■ RECORDS FOR THE EXERCISE:
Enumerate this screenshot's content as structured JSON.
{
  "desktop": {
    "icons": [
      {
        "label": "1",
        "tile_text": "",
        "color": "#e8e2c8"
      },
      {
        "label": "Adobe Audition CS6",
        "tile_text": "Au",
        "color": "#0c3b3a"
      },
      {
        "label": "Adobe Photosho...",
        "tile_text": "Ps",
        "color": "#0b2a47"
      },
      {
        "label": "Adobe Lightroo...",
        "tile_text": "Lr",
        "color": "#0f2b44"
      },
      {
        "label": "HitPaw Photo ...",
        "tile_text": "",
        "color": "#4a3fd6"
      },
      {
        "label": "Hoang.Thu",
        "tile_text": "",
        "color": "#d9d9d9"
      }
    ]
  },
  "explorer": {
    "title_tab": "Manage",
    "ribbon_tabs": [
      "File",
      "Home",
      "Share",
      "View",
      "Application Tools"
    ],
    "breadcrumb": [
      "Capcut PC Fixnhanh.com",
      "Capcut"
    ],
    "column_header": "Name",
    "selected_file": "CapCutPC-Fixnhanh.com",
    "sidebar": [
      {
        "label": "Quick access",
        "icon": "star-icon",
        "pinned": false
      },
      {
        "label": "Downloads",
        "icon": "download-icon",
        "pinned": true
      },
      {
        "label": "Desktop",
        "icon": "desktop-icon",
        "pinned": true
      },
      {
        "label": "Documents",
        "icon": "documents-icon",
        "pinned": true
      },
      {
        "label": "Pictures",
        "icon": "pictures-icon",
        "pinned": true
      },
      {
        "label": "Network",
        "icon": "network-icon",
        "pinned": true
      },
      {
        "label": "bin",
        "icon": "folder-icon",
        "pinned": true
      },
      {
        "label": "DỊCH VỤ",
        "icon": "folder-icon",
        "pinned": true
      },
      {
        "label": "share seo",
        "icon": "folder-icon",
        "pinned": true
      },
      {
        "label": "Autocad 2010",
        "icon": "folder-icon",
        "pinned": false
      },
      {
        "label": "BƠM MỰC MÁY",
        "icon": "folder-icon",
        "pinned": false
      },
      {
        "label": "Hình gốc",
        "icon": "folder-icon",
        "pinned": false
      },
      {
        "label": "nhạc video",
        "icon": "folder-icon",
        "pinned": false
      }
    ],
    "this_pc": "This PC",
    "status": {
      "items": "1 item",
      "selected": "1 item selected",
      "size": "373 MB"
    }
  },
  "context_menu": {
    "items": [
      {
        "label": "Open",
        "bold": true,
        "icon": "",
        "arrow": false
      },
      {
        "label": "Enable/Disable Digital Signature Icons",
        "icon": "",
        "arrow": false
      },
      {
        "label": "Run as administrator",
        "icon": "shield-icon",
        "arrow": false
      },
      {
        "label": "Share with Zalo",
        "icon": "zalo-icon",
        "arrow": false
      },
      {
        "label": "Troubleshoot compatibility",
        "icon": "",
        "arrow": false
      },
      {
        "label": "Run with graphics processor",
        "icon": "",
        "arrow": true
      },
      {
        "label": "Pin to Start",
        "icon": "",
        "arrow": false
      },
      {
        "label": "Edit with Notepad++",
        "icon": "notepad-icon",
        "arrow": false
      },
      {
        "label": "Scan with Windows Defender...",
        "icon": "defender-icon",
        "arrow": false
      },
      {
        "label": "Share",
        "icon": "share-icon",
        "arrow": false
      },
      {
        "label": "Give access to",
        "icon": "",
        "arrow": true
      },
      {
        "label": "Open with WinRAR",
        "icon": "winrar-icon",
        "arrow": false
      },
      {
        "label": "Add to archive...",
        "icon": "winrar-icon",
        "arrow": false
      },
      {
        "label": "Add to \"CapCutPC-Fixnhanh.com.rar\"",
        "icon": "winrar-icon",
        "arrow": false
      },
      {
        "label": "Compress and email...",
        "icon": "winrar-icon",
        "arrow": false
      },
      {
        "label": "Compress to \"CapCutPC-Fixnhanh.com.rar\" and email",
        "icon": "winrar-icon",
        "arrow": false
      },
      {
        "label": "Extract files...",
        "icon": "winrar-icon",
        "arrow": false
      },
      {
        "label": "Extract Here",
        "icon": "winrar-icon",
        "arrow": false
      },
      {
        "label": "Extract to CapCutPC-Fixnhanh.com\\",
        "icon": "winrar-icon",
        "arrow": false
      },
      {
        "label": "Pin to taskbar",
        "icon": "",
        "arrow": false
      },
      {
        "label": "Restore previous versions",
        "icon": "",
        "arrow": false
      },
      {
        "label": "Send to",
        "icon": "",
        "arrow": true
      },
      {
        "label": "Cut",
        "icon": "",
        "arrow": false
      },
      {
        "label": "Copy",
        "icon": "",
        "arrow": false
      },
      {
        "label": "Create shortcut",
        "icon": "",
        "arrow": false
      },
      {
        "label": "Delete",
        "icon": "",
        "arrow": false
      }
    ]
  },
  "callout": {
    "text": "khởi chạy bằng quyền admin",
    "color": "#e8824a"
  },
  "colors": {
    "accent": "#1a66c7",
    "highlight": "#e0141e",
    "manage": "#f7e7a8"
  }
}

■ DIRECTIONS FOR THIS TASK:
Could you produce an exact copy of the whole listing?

■ ANSWER TO THE EXERCISE:
Enumerate this screenshot's content as structured JSON.
{
  "desktop": {
    "icons": [
      {
        "label": "1",
        "tile_text": "",
        "color": "#e8e2c8"
      },
      {
        "label": "Adobe Audition CS6",
        "tile_text": "Au",
        "color": "#0c3b3a"
      },
      {
        "label": "Adobe Photosho...",
        "tile_text": "Ps",
        "color": "#0b2a47"
      },
      {
        "label": "Adobe Lightroo...",
        "tile_text": "Lr",
        "color": "#0f2b44"
      },
      {
        "label": "HitPaw Photo ...",
        "tile_text": "",
        "color": "#4a3fd6"
      },
      {
        "label": "Hoang.Thu",
        "tile_text": "",
        "color": "#d9d9d9"
      }
    ]
  },
  "explorer": {
    "title_tab": "Manage",
    "ribbon_tabs": [
      "File",
      "Home",
      "Share",
      "View",
      "Application Tools"
    ],
    "breadcrumb": [
      "Capcut PC Fixnhanh.com",
      "Capcut"
    ],
    "column_header": "Name",
    "selected_file": "CapCutPC-Fixnhanh.com",
    "sidebar": [
      {
        "label": "Quick access",
        "icon": "star-icon",
        "pinned": false
      },
      {
        "label": "Downloads",
        "icon": "download-icon",
        "pinned": true
      },
      {
        "label": "Desktop",
        "icon": "desktop-icon",
        "pinned": true
      },
      {
        "label": "Documents",
        "icon": "documents-icon",
        "pinned": true
      },
      {
        "label": "Pictures",
        "icon": "pictures-icon",
        "pinned": true
      },
      {
        "label": "Network",
        "icon": "network-icon",
        "pinned": true
      },
      {
        "label": "bin",
        "icon": "folder-icon",
        "pinned": true
      },
      {
        "label": "DỊCH VỤ",
        "icon": "folder-icon",
        "pinned": true
      },
      {
        "label": "share seo",
        "icon": "folder-icon",
        "pinned": true
      },
      {
        "label": "Autocad 2010",
        "icon": "folder-icon",
        "pinned": false
      },
      {
        "label": "BƠM MỰC MÁY",
        "icon": "folder-icon",
        "pinned": false
      },
      {
        "label": "Hình gốc",
        "icon": "folder-icon",
        "pinned": false
      },
      {
        "label": "nhạc video",
        "icon": "folder-icon",
        "pinned": false
      }
    ],
    "this_pc": "This PC",
    "status": {
      "items": "1 item",
      "selected": "1 item selected",
      "size": "373 MB"
    }
  },
  "context_menu": {
    "items": [
      {
        "label": "Open",
        "bold": true,
        "icon": "",
        "arrow": false
      },
      {
        "label": "Enable/Disable Digital Signature Icons",
        "icon": "",
        "arrow": false
      },
      {
        "label": "Run as administrator",
        "icon": "shield-icon",
        "arrow": false
      },
      {
        "label": "Share with Zalo",
        "icon": "zalo-icon",
        "arrow": false
      },
      {
        "label": "Troubleshoot compatibility",
        "icon": "",
        "arrow": false
      },
      {
        "label": "Run with graphics processor",
        "icon": "",
        "arrow": true
      },
      {
        "label": "Pin to Start",
        "icon": "",
        "arrow": false
      },
      {
        "label": "Edit with Notepad++",
        "icon": "notepad-icon",
        "arrow": false
      },
      {
        "label": "Scan with Windows Defender...",
        "icon": "defender-icon",
        "arrow": false
      },
      {
        "label": "Share",
        "icon": "share-icon",
        "arrow": false
      },
      {
        "label": "Give access to",
        "icon": "",
        "arrow": true
      },
      {
        "label": "Open with WinRAR",
        "icon": "winrar-icon",
        "arrow": false
      },
      {
        "label": "Add to archive...",
        "icon": "winrar-icon",
        "arrow": false
      },
      {
        "label": "Add to \"CapCutPC-Fixnhanh.com.rar\"",
        "icon": "winrar-icon",
        "arrow": false
      },
      {
        "label": "Compress and email...",
        "icon": "winrar-icon",
        "arrow": false
      },
      {
        "label": "Compress to \"CapCutPC-Fixnhanh.com.rar\" and email",
        "icon": "winrar-icon",
        "arrow": false
      },
      {
        "label": "Extract files...",
        "icon": "winrar-icon",
        "arrow": false
      },
      {
        "label": "Extract Here",
        "icon": "winrar-icon",
        "arrow": false
      },
      {
        "label": "Extract to CapCutPC-Fixnhanh.com\\",
        "icon": "winrar-icon",
        "arrow": false
      },
      {
        "label": "Pin to taskbar",
        "icon": "",
        "arrow": false
      },
      {
        "label": "Restore previous versions",
        "icon": "",
        "arrow": false
      },
      {
        "label": "Send to",
        "icon": "",
        "arrow": true
      },
      {
        "label": "Cut",
        "icon": "",
        "arrow": false
      },
      {
        "label": "Copy",
        "icon": "",
        "arrow": false
      },
      {
        "label": "Create shortcut",
        "icon": "",
        "arrow": false
      },
      {
        "label": "Delete",
        "icon": "",
        "arrow": false
      }
    ]
  },
  "callout": {
    "text": "khởi chạy bằng quyền admin",
    "color": "#e8824a"
  },
  "colors": {
    "accent": "#1a66c7",
    "highlight": "#e0141e",
    "manage": "#f7e7a8"
  }
}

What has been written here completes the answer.